Posted by: Mark Szynaka
Amazon EC2, Amazon Web Services, cloud computing
I attended the NYC OpenStack Meetup this week, which focused on understanding what place Amazon EC2 APIs should hold for OpenStack design and implementation. It was billed as the third round of the AWS API debate, with the first two rounds held on the West Coast. And this event did not disappoint.
The audience seemed more focused on enterprise applicability versus a theoretical discussion of AWS APIs. I suppose this was because these enterprise clients and IT bosses want to know if they can make OpenStack work with some of the rogue AWS implementations their companies already own.

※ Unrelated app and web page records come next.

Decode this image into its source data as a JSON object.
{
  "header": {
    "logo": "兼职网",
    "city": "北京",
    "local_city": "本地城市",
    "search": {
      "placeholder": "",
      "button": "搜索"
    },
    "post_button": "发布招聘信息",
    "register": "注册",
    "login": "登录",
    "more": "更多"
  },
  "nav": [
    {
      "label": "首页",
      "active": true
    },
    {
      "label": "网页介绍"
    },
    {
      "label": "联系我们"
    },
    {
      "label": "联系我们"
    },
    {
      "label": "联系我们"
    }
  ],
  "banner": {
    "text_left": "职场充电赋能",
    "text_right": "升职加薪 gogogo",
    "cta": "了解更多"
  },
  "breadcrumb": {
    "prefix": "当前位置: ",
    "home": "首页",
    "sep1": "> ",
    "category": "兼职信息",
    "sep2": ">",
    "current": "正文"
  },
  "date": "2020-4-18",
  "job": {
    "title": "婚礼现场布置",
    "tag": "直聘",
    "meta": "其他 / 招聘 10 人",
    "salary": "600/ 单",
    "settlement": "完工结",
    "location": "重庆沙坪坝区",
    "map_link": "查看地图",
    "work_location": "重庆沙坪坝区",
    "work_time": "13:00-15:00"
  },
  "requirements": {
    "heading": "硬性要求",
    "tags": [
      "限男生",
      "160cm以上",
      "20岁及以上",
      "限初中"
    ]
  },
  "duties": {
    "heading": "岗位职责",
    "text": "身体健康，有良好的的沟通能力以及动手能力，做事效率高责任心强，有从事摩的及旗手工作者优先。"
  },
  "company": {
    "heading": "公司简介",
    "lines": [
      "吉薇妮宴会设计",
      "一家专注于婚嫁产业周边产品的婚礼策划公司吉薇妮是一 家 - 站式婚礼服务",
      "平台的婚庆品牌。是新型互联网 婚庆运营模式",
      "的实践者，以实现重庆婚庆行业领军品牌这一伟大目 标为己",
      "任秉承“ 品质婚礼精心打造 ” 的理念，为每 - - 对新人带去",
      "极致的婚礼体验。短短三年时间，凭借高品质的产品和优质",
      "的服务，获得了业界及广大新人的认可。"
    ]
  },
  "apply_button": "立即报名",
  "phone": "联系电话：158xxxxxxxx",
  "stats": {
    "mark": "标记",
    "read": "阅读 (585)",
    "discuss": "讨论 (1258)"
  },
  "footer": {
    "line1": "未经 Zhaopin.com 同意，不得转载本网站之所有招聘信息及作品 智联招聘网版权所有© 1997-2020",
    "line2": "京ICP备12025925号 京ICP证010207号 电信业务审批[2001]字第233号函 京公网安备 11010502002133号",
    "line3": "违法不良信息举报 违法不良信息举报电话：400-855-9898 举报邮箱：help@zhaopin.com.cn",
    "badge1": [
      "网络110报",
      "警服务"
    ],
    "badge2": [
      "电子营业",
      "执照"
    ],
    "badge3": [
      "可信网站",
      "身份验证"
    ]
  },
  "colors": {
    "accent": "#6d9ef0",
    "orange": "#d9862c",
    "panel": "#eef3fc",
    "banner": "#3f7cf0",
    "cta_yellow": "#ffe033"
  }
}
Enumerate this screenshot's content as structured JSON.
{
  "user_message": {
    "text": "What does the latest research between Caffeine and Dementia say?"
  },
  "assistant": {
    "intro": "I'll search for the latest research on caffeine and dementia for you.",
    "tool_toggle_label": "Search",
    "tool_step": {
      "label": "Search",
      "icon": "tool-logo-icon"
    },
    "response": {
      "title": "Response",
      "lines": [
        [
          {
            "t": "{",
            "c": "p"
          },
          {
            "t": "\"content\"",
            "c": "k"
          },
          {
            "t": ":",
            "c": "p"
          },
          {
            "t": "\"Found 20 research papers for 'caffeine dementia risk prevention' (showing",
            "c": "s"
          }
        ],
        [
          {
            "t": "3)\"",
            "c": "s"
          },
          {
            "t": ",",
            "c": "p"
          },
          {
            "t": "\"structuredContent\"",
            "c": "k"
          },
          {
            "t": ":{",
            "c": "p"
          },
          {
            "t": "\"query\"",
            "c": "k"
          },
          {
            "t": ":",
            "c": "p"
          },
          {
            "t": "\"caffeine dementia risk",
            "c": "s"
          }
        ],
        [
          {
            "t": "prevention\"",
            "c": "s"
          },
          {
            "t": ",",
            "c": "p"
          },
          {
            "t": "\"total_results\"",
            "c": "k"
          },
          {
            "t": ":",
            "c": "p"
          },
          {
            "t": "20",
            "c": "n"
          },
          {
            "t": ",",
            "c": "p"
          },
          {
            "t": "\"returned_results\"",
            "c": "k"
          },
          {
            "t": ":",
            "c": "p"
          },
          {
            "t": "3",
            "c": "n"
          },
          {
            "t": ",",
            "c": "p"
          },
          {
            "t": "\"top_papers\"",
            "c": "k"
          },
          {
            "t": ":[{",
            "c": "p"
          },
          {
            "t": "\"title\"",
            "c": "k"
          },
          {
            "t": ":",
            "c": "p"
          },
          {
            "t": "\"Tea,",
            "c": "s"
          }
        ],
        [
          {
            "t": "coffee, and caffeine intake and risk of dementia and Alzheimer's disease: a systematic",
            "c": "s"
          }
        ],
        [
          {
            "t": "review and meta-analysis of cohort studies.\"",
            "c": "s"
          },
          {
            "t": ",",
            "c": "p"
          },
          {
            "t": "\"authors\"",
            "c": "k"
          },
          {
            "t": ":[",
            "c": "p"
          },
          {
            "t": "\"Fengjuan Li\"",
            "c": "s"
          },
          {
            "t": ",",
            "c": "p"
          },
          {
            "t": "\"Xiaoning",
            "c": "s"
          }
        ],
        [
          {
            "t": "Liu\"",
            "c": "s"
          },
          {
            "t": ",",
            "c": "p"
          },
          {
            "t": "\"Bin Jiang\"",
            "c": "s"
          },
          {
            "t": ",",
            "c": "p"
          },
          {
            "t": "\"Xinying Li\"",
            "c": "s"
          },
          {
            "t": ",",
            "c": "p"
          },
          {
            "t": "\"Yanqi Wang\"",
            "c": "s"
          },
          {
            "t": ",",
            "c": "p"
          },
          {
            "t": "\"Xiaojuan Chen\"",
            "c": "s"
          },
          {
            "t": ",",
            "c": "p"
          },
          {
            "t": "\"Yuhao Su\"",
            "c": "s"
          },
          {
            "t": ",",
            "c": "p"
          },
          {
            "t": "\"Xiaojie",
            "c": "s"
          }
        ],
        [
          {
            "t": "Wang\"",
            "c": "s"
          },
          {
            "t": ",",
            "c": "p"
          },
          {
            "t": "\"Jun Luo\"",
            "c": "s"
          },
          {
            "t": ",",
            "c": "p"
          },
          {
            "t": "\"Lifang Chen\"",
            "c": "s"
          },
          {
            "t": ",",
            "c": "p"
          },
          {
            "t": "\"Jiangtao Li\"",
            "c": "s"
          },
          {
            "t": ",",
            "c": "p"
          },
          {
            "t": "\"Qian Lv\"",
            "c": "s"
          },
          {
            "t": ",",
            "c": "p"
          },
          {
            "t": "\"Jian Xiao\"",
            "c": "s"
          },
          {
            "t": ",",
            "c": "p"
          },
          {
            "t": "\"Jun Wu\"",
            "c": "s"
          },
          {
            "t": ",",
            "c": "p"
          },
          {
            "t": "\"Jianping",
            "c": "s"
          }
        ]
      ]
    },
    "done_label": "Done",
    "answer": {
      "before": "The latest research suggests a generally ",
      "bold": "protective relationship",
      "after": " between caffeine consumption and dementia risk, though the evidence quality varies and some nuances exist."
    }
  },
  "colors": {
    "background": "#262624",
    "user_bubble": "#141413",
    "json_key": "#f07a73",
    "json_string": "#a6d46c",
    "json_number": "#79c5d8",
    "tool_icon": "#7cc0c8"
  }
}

Randy Bias, founding CEO, CTO and co-founder of Cloudscaling, was quick to point out the OpenStack community uses an OpenStack version of the Amazon Web Services (AWS) Elastic Compute Cloud (EC2) API already.
Attendee concerns centered on whether developers could depend on AWS to keep the APIs intact, so that if an OpenStack private cloud developer were to make a call to the API, they’re sure it will work. IT pros know that how much you rely on each of the public cloud APIs affects the portability of clouds. So, it was encouraging to hear AWS APIs are not being deprecated and, therefore, are reliable for multi-cloud architectures for the foreseeable future.
Randy Bias, Nati Shalom, CTO and founder of GigaSpaces, and Alex Freedland, CFO of Mirantis, all provided a healthy divergence of how they see OpenStack evolving and what is needed to strengthen the industry.
Freedland postulated that Moore’s Law applies to cloud computing; the acceleration of innovation and the financial impact to companies will drive cloud adoption, he added. Bias and Shalom took a more technology-focused, ‘If you build it, they will come’ view.
But all three speakers agreed there are two things driving the adoption of, or at least investigation into, the use of OpenStack in a private cloud: an IT manager’s desire to stay independent of any single cloud provider and the ability to interface any private cloud for resources they don’t want to build in-house.